> **TASK STATEMENT**:
Only the lines with "connection" in the entries below belong in the answer; please copy them.

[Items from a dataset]

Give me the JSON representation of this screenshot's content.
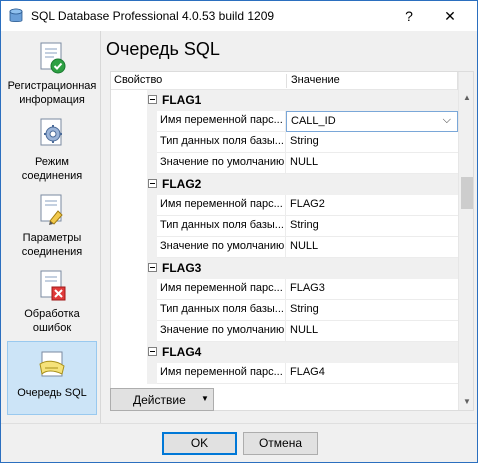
{
  "window": {
    "title": "SQL Database Professional 4.0.53 build 1209",
    "help_label": "?",
    "close_label": "✕"
  },
  "sidebar": {
    "items": [
      {
        "label": "Регистрационная информация",
        "icon": "registration-icon"
      },
      {
        "label": "Режим соединения",
        "icon": "connection-mode-icon"
      },
      {
        "label": "Параметры соединения",
        "icon": "connection-params-icon"
      },
      {
        "label": "Обработка ошибок",
        "icon": "error-handling-icon"
      },
      {
        "label": "Очередь SQL",
        "icon": "sql-queue-icon",
        "active": true
      }
    ]
  },
  "main": {
    "title": "Очередь SQL",
    "grid": {
      "col_property": "Свойство",
      "col_value": "Значение",
      "groups": [
        {
          "name": "FLAG1",
          "rows": [
            {
              "name": "Имя переменной парс...",
              "value": "CALL_ID"
            },
            {
              "name": "Тип данных поля базы...",
              "value": "String"
            },
            {
              "name": "Значение по умолчанию",
              "value": "NULL"
            }
          ]
        },
        {
          "name": "FLAG2",
          "rows": [
            {
              "name": "Имя переменной парс...",
              "value": "FLAG2"
            },
            {
              "name": "Тип данных поля базы...",
              "value": "String"
            },
            {
              "name": "Значение по умолчанию",
              "value": "NULL"
            }
          ]
        },
        {
          "name": "FLAG3",
          "rows": [
            {
              "name": "Имя переменной парс...",
              "value": "FLAG3"
            },
            {
              "name": "Тип данных поля базы...",
              "value": "String"
            },
            {
              "name": "Значение по умолчанию",
              "value": "NULL"
            }
          ]
        },
        {
          "name": "FLAG4",
          "rows": [
            {
              "name": "Имя переменной парс...",
              "value": "FLAG4"
            }
          ]
        }
      ]
    },
    "action_button": "Действие"
  },
  "footer": {
    "ok": "OK",
    "cancel": "Отмена"
  },
  "colors": {
    "selected_nav": "#cce4f7",
    "window_border": "#2b6fbf",
    "ok_border": "#0078d7"
  }
}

> **EXPECTED ANSWER**:
        "icon": "connection-mode-icon"
        "icon": "connection-params-icon"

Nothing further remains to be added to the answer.